Cathode Physics


John Smedley, Brookhaven National Lab and Matt Poelker, Jefferson Lab

Purpose and Audience
From x-ray free-electron lasers, to high-average-current Energy Recovery Linacs, to polarized electron sources for future colliders, accelerator physics begins at the cathode. This course is designed for graduate students in physics and materials science interested in understanding the fabrication, optimization and application of electron sources to accelerators, primarily photoemission sources that produce beams with small emittance.


Undergraduate mechanics and electricity/magnetism. Some familiarity with quantum mechanics and solid-state physics is desirable but not mandatory.

It is the responsibility of the student to ensure that he or she meets the course prerequisites or has equivalent experience.

To introduce students to electron sources used at modern accelerators and to provide the basic understanding why one type of source is chosen over another. To describe the physics of electron emission from materials, and some of the technological challenges associated with different electron-emission mechanisms.

Instructional Method
This course includes a series of 8 lectures, a computer session and a presentation period.

Course Content
This course will provide an overview of the various cathode technologies used at accelerators, focusing primarily on photocathodes, but also including thermionic and field-emission sources. Issues related to the operation of cathodes in RF, SRF and DC guns will be covered, along with methods of choosing the optimum electron source for a given application. The theory of photoemission will be outlined, along with an overview of laser technology for photocathodes. To introduce modern materials science techniques, such as x-ray diffraction (XRD) and photoemission spectroscopy (UPS/XPS), which are relevant to the study of photocathodes.

Reading Requirements
(to be provided by the USPAS) Handouts.
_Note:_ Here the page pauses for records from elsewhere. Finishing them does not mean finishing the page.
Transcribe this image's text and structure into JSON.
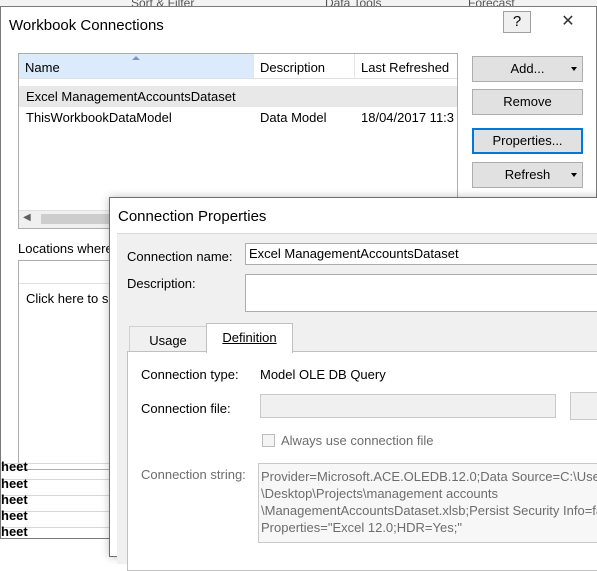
{
  "ribbon": {
    "groups": [
      "Sort & Filter",
      "Data Tools",
      "Forecast"
    ]
  },
  "workbook_connections": {
    "title": "Workbook Connections",
    "help_label": "?",
    "close_label": "✕",
    "columns": [
      "Name",
      "Description",
      "Last Refreshed"
    ],
    "rows": [
      {
        "name": "Excel ManagementAccountsDataset",
        "description": "",
        "last_refreshed": ""
      },
      {
        "name": "ThisWorkbookDataModel",
        "description": "Data Model",
        "last_refreshed": "18/04/2017  11:3"
      }
    ],
    "buttons": {
      "add": "Add...",
      "remove": "Remove",
      "properties": "Properties...",
      "refresh": "Refresh"
    },
    "locations_label": "Locations where",
    "locations_hint": "Click here to s",
    "sheet_rows": [
      "heet",
      "heet",
      "heet",
      "heet",
      "heet"
    ]
  },
  "connection_properties": {
    "title": "Connection Properties",
    "connection_name_label": "Connection name:",
    "connection_name_value": "Excel ManagementAccountsDataset",
    "description_label": "Description:",
    "tabs": [
      "Usage",
      "Definition"
    ],
    "active_tab": "Definition",
    "connection_type_label": "Connection type:",
    "connection_type_value": "Model OLE DB Query",
    "connection_file_label": "Connection file:",
    "always_use_label": "Always use connection file",
    "connection_string_label": "Connection string:",
    "connection_string_lines": [
      "Provider=Microsoft.ACE.OLEDB.12.0;Data Source=C:\\User",
      "\\Desktop\\Projects\\management accounts",
      "\\ManagementAccountsDataset.xlsb;Persist Security Info=fa",
      "Properties=\"Excel 12.0;HDR=Yes;\""
    ]
  },
  "colors": {
    "focus_border": "#0078d7",
    "header_selected": "#dcebfc",
    "dialog_bg": "#f0f0f0"
  }
}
A textbook may be added at a later date.

Credit Requirements
Students will be evaluated based on performance on homework assignments and a presentation.

Students will be evaluated based on the following performances: homework assignments (50%) and final presentation (50%).

IU/USPAS course: Physics 671